• _Prompt_:
Look for the word "Documento" in the data below, and copy every line that holds it.

• _Data to examine_:
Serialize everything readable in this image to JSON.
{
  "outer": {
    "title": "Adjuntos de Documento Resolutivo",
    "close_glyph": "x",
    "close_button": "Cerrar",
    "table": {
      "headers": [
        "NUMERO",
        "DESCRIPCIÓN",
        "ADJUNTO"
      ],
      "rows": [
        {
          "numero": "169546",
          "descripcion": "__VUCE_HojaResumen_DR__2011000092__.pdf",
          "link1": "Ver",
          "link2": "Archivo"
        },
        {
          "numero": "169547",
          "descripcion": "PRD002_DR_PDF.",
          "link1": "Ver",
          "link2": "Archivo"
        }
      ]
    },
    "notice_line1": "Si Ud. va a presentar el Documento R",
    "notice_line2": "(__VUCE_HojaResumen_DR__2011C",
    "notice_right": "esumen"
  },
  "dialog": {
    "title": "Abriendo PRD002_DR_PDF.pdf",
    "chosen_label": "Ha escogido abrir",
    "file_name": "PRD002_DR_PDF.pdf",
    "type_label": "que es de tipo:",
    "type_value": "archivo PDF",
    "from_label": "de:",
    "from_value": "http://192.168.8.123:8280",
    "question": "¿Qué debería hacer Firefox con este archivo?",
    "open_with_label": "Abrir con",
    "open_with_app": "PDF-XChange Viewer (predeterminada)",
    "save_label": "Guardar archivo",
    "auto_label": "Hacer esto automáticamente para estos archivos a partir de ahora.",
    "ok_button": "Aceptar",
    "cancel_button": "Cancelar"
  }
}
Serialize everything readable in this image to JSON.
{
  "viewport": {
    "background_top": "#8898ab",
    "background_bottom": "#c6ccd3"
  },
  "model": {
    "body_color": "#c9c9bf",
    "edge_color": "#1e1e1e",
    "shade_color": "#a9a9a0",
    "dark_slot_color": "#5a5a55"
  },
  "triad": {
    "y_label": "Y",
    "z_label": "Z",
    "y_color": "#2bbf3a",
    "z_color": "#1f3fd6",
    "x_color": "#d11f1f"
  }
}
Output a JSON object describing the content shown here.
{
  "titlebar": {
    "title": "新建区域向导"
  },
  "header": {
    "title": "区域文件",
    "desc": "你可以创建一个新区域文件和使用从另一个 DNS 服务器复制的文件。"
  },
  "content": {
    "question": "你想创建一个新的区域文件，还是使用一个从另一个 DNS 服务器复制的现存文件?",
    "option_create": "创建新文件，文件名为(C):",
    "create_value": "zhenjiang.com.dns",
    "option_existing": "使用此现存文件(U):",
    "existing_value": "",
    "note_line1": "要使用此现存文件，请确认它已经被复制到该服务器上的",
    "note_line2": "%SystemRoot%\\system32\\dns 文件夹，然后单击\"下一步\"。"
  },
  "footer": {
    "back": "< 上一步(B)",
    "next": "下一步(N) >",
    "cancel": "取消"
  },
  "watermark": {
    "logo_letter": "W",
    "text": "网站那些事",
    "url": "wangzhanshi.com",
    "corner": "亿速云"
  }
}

• _Result_:
    "title": "Adjuntos de Documento Resolutivo",
    "notice_line1": "Si Ud. va a presentar el Documento R",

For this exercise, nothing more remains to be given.